The UNB Student Union is building a wall.
And the bricks being used will be your thousands of dollars of debt.
The union is taking part in the “Wall of Debt” campaign along with other universities across the country that are part of the Canadian Alliance of Student Associations (CASA). Students can write their amount of debt on a sheet of paper, then place it on the wall.
“It’s an easy way to contribute to a campaign which aims to bring awareness to student debt and financial assistance as huge issues that need to be addressed,” said UNBSU president Ben Whitney.
“Affordability is still one of the biggest issues contributing to lower post-secondary access and it’s something we need to address as a fundamental barrier in our education system.”
Whitney, who was the first in his family to attend university, has his own issues when dealing with student debt. He has accumulated around $40,000 in both public/private debt just in completing his undergrad.
“It’s been a struggle to finance my schooling and paying off the vast amount of debt I’ve accumulated is going to be difficult and definitely contributes to my stress levels in a major way,” he said.
The average student takes on over $30,000 in debt to complete this degree. Whitney said one of the goals is to get more people talking about the issue.

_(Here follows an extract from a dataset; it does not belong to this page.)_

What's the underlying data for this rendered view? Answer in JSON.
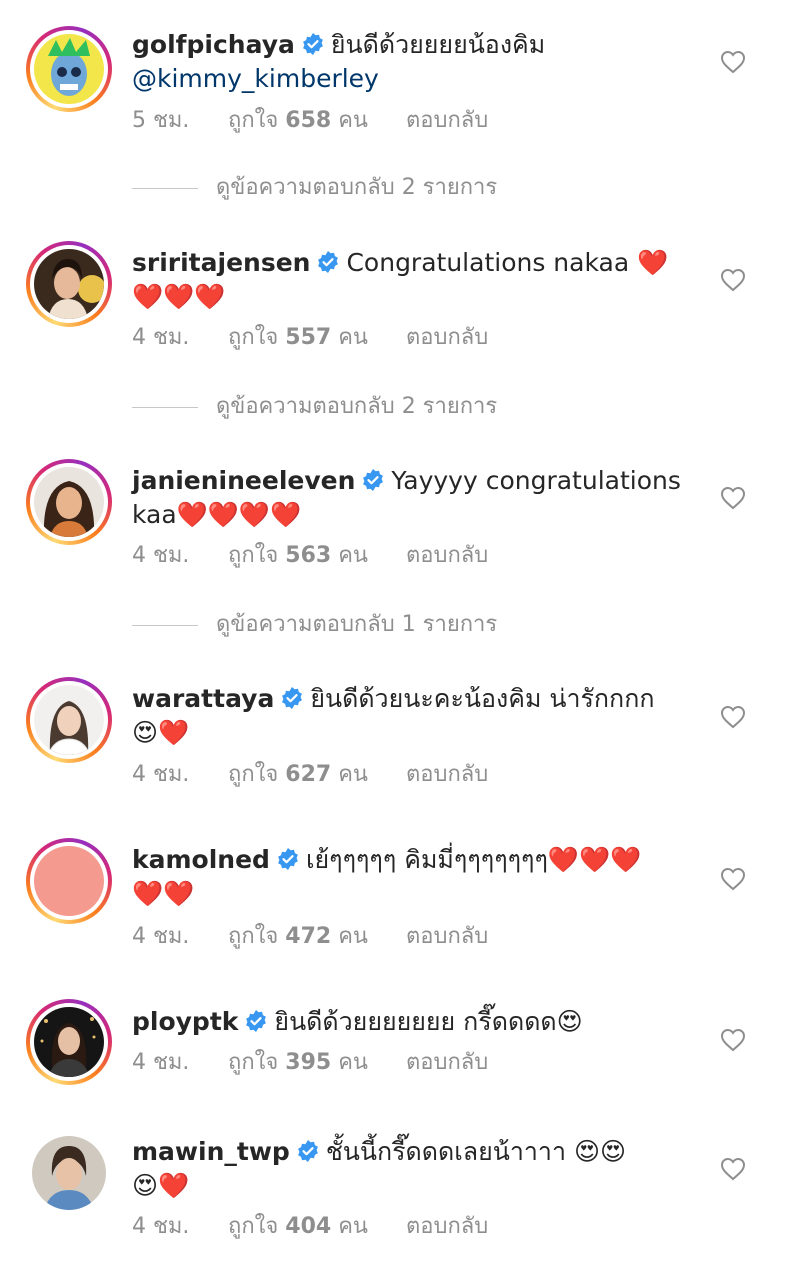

“We work on these issues with CASA and the [New Brunswick Student Alliance] frequently but we always want to get students more involved in our advocacy efforts and this is a great way to do that,” he said.
The UNBSU will start building their wall next week at SUB entryway by the SUB store.
Up the hill, the St. Thomas University Students’ Union started building their wall this week. Luke Robertson, vice-president education for the STUSU said the campaign will put a human face to the issue of student debt.
“It’s easy to pick out a statistic but that’s not very human,” Robertson said. “We are students who are leaving post secondary education with a significant barrier to our future success placed on our backs from the get go.”
Some of these barriers are not just financial.
“This is a multi-factor issue as well, with financial concern being a primary concern for many students and a significant contributor to mental health issues such as anxiety and depression,” he said.
Robertson said he has around $30,000 in debt and recently maxed out his $10,000 line of credit.
“Most students who do have debt have a mix of both public and private,” he said. “Which is difficult to manage as there are far fewer mechanisms in place to help students who have private debt.”
He hopes the campaign will start a national conversation about the student debt.
“We also want students to start talking about their own debt, and see that it is something we can make some real progress with,” Robertson said.
“Hopefully this will help prompt government to take action and work to have students better prepared for life after post-secondary education.”